The Democrat chair of the House science committee, Eddie Bernice Johnson, has asked the National Academies of Sciences, Engineering, and Medicine to investigate systemic racism in academia. She wants them to investigate the effect of racism on recruitment across disciplines and the definition of research agendas. In addition, she wants them to recommend policies to prevent racism and approaches to restore the careers of those affected by it, as well as common principles that can ensure long-term cultural changes in organisations.

Concerns over composition of foetal research review board

Researchers have raised concerns about the ideological leanings of some members of a Health and Human Services panel set up to provide ethical oversight of federally funded research using human foetal tissue. “To say the panel is stacked is an understatement,” said Daniel Grossman, a public health researcher on abortion and contraception. Media reports suggested most of the panel hold anti-abortion views. More than 90 research funders and performers sent the panel an open letter supporting foetal tissue research.

Lawmakers seek guidance on public investment in remdesivir

Two Democrat politicians have asked the Government Accountability Office, a watchdog, to look into what legal rights the US government has as a result of it investing an estimated $70 million of federal funding in the development of remdesivir, an antiviral drug being used to treat Covid-19. Senator Debbie Stabenow and House oversight chair Carolyn Malone said the company that makes the drug, Gilead, is due to make $2 billion profit from it by the end of 2020.

Interoperability of health data set for a boost

Electronic health records are set to become more accessible for researchers thanks to a new law, the National Institutes of Health has said. The 21st Century Cures Act means that those who manage electronic health record systems must now meet nationwide standards ensuring interoperability and allowing clinical data to be transferred between providers or pooled for research.

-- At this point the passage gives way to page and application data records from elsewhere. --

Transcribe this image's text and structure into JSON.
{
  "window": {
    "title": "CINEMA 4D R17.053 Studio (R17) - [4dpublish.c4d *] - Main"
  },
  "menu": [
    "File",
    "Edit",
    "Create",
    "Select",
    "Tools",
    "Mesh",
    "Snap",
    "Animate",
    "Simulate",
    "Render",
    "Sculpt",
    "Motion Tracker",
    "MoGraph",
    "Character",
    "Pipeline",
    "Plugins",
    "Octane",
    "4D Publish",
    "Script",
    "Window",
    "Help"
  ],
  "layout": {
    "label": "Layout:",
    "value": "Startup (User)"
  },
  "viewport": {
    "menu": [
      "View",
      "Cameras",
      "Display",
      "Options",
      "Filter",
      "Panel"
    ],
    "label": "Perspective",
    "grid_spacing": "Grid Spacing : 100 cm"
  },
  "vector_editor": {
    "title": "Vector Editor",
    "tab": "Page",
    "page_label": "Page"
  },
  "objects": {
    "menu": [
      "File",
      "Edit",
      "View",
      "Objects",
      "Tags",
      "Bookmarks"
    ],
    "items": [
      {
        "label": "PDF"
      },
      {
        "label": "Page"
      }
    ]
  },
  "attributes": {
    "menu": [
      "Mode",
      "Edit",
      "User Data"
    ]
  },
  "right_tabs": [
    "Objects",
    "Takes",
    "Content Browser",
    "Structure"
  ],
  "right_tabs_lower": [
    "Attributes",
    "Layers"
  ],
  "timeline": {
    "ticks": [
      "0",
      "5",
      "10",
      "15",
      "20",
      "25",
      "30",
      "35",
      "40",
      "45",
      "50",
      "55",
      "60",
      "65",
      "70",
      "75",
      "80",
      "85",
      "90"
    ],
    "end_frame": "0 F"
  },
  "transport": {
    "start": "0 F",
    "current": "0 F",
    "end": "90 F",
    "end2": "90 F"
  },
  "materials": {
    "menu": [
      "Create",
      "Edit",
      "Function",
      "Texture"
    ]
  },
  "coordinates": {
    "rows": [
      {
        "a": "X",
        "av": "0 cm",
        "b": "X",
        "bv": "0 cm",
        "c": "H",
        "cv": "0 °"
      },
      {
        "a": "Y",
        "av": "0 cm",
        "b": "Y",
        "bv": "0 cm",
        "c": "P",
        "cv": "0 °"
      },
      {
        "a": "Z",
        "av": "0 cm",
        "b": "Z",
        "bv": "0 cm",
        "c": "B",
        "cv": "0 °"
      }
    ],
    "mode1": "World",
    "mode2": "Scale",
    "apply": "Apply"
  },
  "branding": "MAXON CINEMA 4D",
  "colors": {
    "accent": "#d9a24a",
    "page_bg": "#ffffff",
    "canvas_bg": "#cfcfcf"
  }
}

The NIH has also encouraged researchers to follow the new standard.